NASA’s Chandra X-ray Observatory Is Named After Who?
NASA’s Chandra X-ray Observatory Telescope has found a new threat to human life & earth. But do you know NASA’s Chandra X-ray Observatory is named after who?
What is NASA’s Chandra Observatory? What is Chandra in NASA?
The Chandra X-ray Observatory, operated by NASA, is a telescope built to study the X-ray emissions from high-energy cosmic objects such black holes, supernovae, and galaxy clusters.
The Hubble Space Telescope and the Spitzer Space Telescope are also a part of NASA’s fleet of “Great Observatories,” as is Chandra.
It was sent into orbit on the Space Shuttle Columbia in 1999, and as of right now, it is orbiting the Earth in a highly elliptical fashion.
Chandra’s discoveries have aided researchers in their understanding of –
- The properties of dark matter,
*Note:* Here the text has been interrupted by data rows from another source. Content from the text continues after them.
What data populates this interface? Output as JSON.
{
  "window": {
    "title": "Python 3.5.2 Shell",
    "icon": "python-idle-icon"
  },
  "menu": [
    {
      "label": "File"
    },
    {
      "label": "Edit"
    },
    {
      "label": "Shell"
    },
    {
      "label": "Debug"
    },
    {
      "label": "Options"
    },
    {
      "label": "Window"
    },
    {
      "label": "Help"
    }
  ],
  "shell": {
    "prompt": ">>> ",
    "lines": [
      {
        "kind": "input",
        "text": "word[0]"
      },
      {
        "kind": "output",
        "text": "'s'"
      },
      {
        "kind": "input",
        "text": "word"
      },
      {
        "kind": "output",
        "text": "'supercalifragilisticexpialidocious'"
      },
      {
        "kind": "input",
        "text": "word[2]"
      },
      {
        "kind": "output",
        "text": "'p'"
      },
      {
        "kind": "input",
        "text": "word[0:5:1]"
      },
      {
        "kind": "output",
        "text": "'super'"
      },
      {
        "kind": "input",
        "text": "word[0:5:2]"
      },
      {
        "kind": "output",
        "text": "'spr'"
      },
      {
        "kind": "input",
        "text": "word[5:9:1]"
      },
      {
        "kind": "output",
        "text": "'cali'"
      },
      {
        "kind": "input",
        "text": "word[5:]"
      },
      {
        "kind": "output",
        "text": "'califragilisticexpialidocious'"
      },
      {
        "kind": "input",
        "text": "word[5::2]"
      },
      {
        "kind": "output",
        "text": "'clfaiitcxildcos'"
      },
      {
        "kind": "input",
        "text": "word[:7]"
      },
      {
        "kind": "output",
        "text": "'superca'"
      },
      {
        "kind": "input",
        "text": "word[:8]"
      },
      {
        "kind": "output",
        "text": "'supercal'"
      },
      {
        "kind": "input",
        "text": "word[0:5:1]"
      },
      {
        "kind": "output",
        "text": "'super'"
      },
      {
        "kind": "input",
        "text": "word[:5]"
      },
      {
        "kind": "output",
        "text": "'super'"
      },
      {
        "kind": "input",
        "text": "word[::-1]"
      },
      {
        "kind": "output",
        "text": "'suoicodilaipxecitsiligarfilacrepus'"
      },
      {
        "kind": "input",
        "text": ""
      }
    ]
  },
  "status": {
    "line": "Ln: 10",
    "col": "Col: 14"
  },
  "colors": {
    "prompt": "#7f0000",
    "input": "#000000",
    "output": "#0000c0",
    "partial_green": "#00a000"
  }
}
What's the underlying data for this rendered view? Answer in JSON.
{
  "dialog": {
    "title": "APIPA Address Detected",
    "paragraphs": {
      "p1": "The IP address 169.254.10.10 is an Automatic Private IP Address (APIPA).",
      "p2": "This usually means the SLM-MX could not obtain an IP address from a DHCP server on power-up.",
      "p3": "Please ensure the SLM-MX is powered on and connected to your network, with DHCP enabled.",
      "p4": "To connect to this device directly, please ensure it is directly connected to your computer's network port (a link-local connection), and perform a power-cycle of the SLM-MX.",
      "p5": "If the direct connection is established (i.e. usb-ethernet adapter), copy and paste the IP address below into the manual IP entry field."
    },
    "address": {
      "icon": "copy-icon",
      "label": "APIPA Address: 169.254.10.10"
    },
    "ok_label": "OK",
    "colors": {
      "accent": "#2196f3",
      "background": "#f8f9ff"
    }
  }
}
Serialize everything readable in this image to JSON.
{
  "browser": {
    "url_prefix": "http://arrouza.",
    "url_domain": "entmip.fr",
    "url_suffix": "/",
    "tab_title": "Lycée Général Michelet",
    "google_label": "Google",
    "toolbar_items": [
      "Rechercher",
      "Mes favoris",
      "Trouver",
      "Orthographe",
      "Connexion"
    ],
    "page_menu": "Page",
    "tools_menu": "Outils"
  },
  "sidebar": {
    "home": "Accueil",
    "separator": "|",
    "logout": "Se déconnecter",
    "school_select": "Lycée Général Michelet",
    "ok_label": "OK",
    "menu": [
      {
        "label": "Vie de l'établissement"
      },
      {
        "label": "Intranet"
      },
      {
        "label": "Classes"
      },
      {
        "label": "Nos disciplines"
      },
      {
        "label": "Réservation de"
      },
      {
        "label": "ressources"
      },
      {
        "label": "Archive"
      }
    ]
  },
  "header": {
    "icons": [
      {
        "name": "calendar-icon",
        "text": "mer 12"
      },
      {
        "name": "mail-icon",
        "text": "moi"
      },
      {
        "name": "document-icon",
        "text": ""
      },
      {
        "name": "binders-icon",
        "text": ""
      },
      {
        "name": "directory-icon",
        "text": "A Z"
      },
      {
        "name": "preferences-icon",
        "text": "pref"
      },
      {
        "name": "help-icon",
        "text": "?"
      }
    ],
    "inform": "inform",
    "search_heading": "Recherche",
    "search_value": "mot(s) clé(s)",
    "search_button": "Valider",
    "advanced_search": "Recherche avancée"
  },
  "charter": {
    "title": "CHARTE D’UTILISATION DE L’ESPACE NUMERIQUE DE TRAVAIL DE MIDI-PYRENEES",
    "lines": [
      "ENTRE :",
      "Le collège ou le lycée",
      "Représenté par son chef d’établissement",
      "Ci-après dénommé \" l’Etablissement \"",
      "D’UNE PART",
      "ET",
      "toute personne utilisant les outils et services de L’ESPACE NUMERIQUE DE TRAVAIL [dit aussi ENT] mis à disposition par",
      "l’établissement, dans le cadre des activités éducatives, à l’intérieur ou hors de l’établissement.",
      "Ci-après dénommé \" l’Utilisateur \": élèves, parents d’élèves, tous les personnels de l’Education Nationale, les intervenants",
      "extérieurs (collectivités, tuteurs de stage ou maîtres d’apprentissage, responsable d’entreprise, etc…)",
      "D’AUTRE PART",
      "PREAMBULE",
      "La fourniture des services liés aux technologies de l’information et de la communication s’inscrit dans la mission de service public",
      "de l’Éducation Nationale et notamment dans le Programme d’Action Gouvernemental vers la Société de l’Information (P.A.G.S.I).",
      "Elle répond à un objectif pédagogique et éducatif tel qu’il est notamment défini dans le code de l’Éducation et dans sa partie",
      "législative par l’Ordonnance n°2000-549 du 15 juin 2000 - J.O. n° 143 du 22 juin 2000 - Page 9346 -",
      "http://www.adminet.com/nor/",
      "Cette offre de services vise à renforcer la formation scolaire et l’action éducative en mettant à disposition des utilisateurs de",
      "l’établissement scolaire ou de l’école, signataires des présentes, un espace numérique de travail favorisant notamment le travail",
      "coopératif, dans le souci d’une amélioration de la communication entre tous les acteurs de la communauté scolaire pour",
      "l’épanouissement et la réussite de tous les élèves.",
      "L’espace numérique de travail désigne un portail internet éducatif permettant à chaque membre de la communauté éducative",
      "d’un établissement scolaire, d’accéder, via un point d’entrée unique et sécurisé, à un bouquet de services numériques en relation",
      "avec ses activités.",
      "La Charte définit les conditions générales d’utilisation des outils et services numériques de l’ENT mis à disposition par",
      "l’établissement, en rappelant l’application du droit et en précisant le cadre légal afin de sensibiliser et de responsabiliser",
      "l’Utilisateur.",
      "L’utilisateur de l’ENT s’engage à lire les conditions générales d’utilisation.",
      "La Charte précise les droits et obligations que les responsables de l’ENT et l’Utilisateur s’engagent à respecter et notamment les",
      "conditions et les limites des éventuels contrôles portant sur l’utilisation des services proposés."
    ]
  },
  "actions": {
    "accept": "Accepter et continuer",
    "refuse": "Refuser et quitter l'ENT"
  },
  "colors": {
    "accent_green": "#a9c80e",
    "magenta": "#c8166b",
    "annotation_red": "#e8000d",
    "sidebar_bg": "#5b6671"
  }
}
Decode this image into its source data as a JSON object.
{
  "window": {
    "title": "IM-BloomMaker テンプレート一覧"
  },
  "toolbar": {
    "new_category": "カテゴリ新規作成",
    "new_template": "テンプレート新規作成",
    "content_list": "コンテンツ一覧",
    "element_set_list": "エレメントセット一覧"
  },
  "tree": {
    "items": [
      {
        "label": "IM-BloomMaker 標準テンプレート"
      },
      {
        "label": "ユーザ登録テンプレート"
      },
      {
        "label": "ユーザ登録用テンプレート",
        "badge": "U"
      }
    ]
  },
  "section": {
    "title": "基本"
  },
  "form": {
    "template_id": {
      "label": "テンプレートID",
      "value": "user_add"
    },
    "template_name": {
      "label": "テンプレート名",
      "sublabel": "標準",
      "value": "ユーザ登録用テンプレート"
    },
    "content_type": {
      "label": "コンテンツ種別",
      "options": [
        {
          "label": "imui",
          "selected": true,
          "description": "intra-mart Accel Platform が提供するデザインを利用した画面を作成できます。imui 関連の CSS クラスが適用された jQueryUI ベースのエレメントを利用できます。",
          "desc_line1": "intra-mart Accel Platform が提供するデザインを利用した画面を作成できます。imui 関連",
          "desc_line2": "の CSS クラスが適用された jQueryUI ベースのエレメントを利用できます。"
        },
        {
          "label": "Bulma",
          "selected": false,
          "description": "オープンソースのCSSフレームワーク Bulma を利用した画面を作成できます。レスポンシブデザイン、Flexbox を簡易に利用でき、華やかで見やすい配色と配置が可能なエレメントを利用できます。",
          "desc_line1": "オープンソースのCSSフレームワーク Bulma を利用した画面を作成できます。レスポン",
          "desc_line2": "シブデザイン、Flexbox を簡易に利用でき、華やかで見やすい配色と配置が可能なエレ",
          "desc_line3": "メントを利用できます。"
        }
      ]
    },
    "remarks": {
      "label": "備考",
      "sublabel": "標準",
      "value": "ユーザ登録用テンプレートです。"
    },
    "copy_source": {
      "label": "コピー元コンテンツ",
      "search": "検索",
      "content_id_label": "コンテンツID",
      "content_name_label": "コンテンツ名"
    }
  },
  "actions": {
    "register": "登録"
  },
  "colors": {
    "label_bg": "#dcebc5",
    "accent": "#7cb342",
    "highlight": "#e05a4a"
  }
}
- How matter behaves in harsh conditions like those found around black holes, and
- How galaxies originate and change over time.
It keeps making important advancements in the study of X-ray astronomy.
Also Read:- Nobel Prize 2022: The Nobel Prize Winners List 2022
Why Did NASA Name It Chandra?
The Chandra X-ray Observatory was named after Subrahmanyan Chandrasekhar, an Indian-American astronomer who made notable discoveries in the study of stellar evolution and black holes.
For his research on the physical mechanisms that control the composition and evolution of stars, Chandrasekhar was awarded the 1983 Nobel Prize in Physics.
The designation of Chandra pays tribute to Chandrasekhar’s accomplishments and his innovative contributions to the science of astrophysics.
Latest Research of NASA’s Chandra X-Ray Observatory Telescope
A new danger to Earth-like planets has been identified by NASA’s Chandra X-ray Observatory and other telescopes.
X-rays from exploding stars can potentially harm planets up to 160 light-years away at a certain phase, potentially leading to an extinction event. This discovery has important ramifications for the investigation of exoplanets and the possibility of life there.
The study is based on X-ray observations of the remnants of 31 supernovae. Understanding how X-rays affect exoplanets was made possible in large part by Chandra’s studies.
While the Earth is safe from this threat, this revelation emphasizes the value of exploring the universe and safeguarding potentially inhabited planets.
Also Read:- Twitter Removes All Legacy Blue Ticks, Many Celebs Lost The Tags